== THE DATA ==
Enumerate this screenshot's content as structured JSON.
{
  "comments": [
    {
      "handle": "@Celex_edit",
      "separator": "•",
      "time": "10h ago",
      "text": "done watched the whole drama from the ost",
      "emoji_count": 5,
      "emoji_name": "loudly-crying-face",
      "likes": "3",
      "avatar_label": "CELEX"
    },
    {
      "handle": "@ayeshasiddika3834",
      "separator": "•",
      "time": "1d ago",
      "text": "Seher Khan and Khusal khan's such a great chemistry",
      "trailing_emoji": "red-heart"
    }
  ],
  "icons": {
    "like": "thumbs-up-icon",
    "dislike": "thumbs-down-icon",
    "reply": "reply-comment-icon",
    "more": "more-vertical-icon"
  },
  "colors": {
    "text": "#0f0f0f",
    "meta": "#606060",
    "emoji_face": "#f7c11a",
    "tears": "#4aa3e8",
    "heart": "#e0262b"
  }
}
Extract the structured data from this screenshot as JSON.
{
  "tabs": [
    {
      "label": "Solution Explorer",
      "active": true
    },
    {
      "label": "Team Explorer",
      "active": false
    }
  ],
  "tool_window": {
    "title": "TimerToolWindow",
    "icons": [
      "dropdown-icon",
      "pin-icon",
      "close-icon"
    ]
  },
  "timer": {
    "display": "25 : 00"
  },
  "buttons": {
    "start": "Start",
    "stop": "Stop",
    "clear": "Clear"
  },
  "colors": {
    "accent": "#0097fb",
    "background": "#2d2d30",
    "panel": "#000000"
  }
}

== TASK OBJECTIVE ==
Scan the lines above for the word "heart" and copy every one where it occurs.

== ANSWER FOR THIS EXERCISE ==
      "trailing_emoji": "red-heart"
    "heart": "#e0262b"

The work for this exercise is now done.